-- Data extracts follows --

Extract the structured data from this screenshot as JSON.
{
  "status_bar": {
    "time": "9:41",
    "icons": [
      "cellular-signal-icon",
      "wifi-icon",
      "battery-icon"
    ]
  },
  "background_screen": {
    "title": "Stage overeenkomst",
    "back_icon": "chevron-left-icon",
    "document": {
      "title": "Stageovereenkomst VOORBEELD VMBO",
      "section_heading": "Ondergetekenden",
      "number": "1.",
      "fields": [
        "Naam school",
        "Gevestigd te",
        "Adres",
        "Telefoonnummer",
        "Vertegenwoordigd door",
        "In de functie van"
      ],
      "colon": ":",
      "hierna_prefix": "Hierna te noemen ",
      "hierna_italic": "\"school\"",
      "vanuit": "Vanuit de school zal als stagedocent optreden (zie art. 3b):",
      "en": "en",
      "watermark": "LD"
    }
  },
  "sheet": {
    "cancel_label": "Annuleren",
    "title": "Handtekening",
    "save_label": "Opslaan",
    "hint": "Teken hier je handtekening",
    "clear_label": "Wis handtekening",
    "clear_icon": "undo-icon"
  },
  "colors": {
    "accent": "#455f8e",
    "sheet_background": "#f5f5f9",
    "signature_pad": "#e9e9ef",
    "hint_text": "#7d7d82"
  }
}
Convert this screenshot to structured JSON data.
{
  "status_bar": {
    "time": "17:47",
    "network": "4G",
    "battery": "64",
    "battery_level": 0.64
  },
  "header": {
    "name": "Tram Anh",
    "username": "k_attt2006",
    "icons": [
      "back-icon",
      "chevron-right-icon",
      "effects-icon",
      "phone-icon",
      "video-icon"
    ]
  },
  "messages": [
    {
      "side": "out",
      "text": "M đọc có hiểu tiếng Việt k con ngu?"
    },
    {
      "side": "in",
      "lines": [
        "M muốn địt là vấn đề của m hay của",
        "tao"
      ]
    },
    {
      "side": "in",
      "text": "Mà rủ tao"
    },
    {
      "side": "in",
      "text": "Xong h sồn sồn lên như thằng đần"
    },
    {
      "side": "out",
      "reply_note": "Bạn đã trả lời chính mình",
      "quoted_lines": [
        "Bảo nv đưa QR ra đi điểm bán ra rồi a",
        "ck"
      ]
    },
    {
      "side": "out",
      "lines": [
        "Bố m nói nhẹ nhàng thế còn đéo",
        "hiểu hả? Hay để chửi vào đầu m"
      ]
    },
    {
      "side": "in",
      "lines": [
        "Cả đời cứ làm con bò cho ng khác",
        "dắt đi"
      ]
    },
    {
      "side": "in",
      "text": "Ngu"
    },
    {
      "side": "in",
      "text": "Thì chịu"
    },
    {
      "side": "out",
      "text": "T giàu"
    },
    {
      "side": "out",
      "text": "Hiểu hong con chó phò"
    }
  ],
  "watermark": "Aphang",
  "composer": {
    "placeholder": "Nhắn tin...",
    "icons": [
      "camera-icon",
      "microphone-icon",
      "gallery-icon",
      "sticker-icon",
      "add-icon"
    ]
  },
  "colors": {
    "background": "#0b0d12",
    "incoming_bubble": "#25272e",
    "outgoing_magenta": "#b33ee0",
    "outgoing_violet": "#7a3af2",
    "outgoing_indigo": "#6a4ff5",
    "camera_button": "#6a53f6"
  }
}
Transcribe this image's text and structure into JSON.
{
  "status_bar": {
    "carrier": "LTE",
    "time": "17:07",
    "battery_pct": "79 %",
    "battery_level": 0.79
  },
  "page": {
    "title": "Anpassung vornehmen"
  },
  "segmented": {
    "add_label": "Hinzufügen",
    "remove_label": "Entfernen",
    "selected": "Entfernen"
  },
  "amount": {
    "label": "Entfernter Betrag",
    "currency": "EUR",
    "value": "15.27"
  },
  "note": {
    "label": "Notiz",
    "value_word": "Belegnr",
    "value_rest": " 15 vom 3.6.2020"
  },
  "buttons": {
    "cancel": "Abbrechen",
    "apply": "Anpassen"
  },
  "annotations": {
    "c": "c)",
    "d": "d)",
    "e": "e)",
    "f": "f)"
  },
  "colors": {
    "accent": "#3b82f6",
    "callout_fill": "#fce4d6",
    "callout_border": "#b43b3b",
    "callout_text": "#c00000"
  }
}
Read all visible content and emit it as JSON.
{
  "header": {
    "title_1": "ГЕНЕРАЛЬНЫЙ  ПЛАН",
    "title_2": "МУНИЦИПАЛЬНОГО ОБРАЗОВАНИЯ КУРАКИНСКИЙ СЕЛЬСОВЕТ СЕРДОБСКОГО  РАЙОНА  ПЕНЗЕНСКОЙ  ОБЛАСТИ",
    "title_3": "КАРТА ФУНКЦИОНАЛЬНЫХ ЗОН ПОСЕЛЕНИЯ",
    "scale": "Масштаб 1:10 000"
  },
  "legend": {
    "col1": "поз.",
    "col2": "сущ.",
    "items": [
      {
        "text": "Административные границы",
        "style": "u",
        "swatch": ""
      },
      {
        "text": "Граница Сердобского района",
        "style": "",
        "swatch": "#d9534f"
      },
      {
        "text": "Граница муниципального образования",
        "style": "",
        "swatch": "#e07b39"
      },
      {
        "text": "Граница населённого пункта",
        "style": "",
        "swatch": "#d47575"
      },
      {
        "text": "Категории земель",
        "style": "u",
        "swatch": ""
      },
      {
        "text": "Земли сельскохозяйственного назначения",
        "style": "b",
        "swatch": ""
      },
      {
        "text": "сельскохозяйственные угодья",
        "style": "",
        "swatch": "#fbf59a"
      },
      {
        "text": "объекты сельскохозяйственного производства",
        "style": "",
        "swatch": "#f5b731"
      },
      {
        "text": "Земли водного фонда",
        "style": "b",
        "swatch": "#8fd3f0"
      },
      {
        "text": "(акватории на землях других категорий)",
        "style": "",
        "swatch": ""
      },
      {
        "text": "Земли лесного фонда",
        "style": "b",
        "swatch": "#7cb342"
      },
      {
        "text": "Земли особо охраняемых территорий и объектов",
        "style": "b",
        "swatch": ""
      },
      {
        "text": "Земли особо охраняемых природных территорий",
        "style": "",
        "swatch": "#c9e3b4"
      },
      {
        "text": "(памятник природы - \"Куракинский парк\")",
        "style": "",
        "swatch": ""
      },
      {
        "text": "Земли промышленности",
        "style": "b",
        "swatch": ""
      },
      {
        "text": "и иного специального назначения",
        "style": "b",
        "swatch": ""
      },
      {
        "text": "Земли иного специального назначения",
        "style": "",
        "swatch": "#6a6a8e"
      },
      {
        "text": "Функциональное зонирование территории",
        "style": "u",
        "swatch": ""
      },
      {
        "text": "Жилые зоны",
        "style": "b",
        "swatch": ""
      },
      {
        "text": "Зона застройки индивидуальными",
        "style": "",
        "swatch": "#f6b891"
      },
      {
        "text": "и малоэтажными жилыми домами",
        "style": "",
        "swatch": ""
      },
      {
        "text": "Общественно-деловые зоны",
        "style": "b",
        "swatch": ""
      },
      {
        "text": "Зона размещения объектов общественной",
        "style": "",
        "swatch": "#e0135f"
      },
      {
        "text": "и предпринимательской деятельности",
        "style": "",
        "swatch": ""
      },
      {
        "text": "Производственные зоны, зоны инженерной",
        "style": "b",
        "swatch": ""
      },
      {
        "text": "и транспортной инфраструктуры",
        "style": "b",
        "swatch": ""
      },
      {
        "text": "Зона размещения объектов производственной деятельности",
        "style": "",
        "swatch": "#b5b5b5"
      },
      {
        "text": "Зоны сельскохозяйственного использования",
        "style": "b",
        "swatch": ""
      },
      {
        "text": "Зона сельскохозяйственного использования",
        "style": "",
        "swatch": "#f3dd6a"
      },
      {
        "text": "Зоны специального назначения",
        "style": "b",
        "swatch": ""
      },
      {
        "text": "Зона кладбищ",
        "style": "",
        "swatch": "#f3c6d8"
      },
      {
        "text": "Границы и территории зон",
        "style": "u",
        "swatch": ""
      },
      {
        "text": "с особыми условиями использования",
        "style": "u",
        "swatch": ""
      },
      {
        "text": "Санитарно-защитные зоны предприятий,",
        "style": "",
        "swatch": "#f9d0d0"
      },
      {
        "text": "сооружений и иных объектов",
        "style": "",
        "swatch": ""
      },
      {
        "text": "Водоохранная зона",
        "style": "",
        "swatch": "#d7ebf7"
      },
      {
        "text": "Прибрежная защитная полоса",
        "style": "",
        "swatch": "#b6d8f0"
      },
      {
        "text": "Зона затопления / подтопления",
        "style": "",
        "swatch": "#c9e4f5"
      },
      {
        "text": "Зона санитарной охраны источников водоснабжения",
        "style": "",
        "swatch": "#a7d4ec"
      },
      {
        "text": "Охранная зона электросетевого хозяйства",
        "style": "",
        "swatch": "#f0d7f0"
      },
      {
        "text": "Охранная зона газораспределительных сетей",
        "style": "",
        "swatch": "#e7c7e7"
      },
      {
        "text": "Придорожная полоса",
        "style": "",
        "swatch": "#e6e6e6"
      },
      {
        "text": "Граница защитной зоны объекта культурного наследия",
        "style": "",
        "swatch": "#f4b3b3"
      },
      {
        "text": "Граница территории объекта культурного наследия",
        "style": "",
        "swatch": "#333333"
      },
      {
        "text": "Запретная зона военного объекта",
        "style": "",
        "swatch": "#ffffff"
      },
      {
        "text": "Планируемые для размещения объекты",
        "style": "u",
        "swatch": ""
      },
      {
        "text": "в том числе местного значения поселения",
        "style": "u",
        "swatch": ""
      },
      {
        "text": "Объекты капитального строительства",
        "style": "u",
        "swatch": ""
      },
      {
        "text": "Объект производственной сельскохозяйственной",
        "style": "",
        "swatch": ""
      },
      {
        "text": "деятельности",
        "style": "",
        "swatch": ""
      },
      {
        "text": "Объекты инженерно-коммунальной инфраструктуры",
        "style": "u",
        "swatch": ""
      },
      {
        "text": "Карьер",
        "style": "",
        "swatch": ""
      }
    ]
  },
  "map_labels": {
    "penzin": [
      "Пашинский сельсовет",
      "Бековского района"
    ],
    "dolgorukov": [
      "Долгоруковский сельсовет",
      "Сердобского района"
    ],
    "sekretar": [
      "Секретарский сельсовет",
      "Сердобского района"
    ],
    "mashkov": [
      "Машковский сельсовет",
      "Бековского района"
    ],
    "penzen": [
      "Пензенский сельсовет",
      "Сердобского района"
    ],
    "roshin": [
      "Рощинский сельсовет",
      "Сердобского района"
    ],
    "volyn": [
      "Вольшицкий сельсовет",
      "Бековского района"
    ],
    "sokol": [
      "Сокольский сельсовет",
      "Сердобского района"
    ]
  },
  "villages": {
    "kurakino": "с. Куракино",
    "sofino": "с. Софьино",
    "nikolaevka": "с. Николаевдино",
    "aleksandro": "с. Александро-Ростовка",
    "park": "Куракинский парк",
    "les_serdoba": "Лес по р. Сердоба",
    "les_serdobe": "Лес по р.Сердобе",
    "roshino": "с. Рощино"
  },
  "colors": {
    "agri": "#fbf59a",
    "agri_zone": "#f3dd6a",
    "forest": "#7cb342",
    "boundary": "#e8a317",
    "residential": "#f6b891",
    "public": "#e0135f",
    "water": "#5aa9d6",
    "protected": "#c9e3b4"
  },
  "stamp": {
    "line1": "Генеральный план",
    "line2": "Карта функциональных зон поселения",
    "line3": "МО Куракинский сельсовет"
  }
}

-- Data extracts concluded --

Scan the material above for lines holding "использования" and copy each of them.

→ Result for this task
        "text": "Зоны сельскохозяйственного использования",
        "text": "Зона сельскохозяйственного использования",
        "text": "с особыми условиями использования",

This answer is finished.